However, at least one other technique was used against Abu Zubaydah, at least 83 times in one month: waterboarding.
There has been much discussion over the effectiveness of the technique, which involves pouring water over a cloth covering a person's face, leading them to believe they are drowning.
CIA Director Michael Hayden told Congress in 2008 that three people, Abd al-Rahim al-Nashiri, Khalid Sheikh Mohammed and Abu Zubaydah were waterboarded after the 9/11 attacks. He noted that circumstances following the attacks on New York and Washington were "different," and "there was the belief that additional catastrophic attacks against the homeland were inevitable. And we had limited knowledge about Al-Qaeda and its workings. Those two realities have changed."
The methods created significant rifts between the FBI and the CIA, something that was detailed by the Justice Department's inspector general in a 437-page review published in 2008.
Among its findings: that after FBI agents were "confronted with interrogators from other agencies who used more aggressive techniques than the techniques that the FBI had successfully employed for many years, the FBI decided that it would not participate in joint interrogations of detainees with other agencies in which techniques not allowed by the FBI were used."
The agencies disagreed over Abu Zubaydah's treatment, and the FBI agents involved in Abu Zubaydah's questioning soon returned to the U.S. In its report the Justice Department noted that it had requested to interview Abu Zubaydah. The Department of Defense agreed, but the CIA denied them access.
In 2005, the CIA destroyed 92 video recordings of interrogations of two people, Abu Zubaydah and Nashiri. Earlier this year the CIA officer directly involved in the tapes' destruction was promoted to a senior position within the service. The Justice Department investigated the matter, but no officers have been charged.
At least one agent involved with Abu Zubaydah is now behind bars. John C. Kiriakou, a former CIA operative was sentenced to 30 months in federal prison for disclosing the identity of an undercover agent to a reporter. Kiriakou told multiple media outlets in 2007 the circumstances of Abu Zubaydah's capture in Pakistan, and more importantly, claimed "30, 35 seconds" of waterboarding had been enough to get Abu Zubaydah to talk.
Kiriakou said later that he'd not been present during the interrogation and had obtained the information from field reports.
At the same time, the majority of the reporting about Abu Zubaydah and his worth conflicted wildly with at least one account: Ron Suskind and his 2006 book "The One Percent Doctrine" described in detail Abu Zubaydah’s diaries, particularly his inclination to address his 30-year-old self in the third person. In the diaries, Abu Zubaydah directs his words to Hani 2 (his childhood nickname was Hani). Suskind quotes top Al-Qaeda analyst for the FBI at the time, Dan Coleman, as telling a senior bureau official "This guy is insane, certifiable, split personality."

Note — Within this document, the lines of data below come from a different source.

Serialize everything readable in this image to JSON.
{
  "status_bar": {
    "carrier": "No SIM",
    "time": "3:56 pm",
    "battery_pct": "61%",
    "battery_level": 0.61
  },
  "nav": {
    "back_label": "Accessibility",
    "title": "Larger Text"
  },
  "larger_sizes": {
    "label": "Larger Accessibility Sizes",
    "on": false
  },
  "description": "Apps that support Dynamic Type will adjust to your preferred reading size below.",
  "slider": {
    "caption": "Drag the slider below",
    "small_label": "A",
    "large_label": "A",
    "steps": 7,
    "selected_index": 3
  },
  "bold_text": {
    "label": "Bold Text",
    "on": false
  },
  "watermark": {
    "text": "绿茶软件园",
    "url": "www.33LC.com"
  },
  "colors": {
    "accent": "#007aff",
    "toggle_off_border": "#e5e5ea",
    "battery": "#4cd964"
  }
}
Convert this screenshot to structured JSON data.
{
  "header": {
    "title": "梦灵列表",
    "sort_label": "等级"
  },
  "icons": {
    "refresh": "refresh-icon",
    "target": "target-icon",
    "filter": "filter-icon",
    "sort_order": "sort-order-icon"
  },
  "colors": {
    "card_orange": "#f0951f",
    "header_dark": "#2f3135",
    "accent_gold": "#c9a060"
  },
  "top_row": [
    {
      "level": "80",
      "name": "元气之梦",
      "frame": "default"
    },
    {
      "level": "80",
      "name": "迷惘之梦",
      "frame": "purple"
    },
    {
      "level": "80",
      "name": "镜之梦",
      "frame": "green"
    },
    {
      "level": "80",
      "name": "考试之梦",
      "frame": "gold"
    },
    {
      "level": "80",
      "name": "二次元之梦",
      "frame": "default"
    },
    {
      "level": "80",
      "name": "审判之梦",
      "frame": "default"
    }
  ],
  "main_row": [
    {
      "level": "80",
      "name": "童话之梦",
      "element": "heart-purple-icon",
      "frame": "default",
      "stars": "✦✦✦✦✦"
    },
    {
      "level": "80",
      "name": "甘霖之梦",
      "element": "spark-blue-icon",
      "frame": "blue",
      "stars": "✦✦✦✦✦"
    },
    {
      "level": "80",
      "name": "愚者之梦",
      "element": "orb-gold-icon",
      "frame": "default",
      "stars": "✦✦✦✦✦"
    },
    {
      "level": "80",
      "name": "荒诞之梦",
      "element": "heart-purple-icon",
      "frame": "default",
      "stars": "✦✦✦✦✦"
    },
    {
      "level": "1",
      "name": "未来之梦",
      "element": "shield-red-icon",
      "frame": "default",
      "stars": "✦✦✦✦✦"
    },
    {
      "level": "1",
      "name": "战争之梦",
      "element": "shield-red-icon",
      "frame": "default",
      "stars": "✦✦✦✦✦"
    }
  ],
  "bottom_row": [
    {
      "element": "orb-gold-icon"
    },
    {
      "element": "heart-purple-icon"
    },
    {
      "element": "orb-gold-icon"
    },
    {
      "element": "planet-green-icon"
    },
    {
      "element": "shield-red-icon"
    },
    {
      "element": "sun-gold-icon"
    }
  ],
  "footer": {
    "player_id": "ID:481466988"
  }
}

"Zubaydah was a logistics man, a fixer, mostly for a niggling array of personal items,” Suskind writes. "Like the guy you call who handles the company health plan, or benefits, or the people in human resources. There was almost nothing "operational" in his portfolio. That was handled by the management team. He wasn't one of them."
At his combatant status review tribunal hearing in March 2007, Abu Zubaydah asked for his diaries back. "Another form of torture was when they wouldn't give me my diary, which caused me to have nearly 40 seizures," he said, adding that his diaries "can refute accusations against me and it can show that I am personally against the sort of acts that were committed."
He repeated past assertions that he was not affiliated with Osama bin Laden and Al-Qaeda, insisting that he was in charge of Khaldan Camp, which was later closed by the Taliban in Afghanistan because bin Laden didn't want any rivals. Yet even as he protested any connection and declared his distance from bin Laden before the tribunal, Abu Zubaydah did not condemn the 9/11 attacks or his association with Al-Qaeda before he was captured.